0 To 62 MPH In 2.5 Seconds
January 24, 2017, Hybrid Cars
Canadian electric vehicle startup Girfalco revealed two models of its Azkarra three-wheel electric car, one a high-performance version that whisks from 0 to 62 mph in 2.5 seconds — hypercar territory.
Designed for both road and track use, the top-end Azkarra S has three electric motors that deliver power to each wheel that enable full torque vectoring and a combined continuous output of 220 horsepower (162 kilowatts).
In addition to the 2.5-second 0-62 time, the Azkarra S also has a governed top speed of 149 mph (240 km/h).
Girfalco notes that these figures are based on “conservative” simulations, not actual testing — so actual performance could end up better or worse.
The tamed down standard Azkarra is no slouch however. A single electric motor sends 74 horsepower (54 kilowatts) to the rear wheel, good enough for a 0 to 60 mph sprint of 4.5 seconds and a top speed of 124 mph (200 km/h).
No specifications about the battery were released, but Girfalco said the driving range for both models is approximately 124 miles — depending on driving style — and the battery can be recharged to around 80 percent in 30 minutes with a Level 3 charger.
For a leisurely or fast countryside jaunt, the driver and a single passenger can enjoy music from a Kenwood audio system with two USB ports, AUX inputs and Bluetooth connectivity.
A number of options will be available including leather trim, a suede-lined steering wheel, different alloy wheel designs and a variety of paint schemes.
Whichever model you choose, be sure to check the weather before heading out, there’s no roof for the Azkarra.
Those with the need for speed should also check their wallets.
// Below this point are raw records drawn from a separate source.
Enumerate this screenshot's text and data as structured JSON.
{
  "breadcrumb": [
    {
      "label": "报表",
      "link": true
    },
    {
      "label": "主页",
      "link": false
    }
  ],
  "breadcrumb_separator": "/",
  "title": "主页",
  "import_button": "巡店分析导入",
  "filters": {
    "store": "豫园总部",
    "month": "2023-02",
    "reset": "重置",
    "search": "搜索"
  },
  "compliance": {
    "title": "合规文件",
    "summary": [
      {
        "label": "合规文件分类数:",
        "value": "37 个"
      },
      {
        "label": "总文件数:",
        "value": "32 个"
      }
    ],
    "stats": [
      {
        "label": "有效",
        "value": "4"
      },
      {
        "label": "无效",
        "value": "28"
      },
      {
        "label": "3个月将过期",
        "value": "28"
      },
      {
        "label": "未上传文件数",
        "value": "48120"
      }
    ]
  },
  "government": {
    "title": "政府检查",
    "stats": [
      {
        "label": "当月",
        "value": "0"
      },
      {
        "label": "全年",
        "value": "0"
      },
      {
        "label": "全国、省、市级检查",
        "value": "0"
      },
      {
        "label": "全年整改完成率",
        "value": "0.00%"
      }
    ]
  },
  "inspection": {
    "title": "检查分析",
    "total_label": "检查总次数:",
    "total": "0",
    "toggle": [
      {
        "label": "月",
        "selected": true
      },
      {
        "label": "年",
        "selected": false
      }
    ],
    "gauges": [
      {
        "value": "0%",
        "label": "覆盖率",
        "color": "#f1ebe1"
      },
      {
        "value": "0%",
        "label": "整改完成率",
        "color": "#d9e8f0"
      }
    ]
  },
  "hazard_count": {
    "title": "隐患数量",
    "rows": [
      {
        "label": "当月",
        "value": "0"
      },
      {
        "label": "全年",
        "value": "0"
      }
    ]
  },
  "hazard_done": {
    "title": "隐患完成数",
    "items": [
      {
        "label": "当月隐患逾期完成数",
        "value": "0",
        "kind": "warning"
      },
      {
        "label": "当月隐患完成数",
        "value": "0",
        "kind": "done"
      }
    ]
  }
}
The standard Azkarra is priced starting at $51,323 ($67,500 CD), while the Azkarra S stickers for $74,133 ($97,500 CD). That’s a huge chunk of change for not very many driving miles.
Girfalco, based in Boucherville, Québec, Canada has begun taking pre-orders, and plans to limit production to just 100 cars with a build rate of 25 units per year.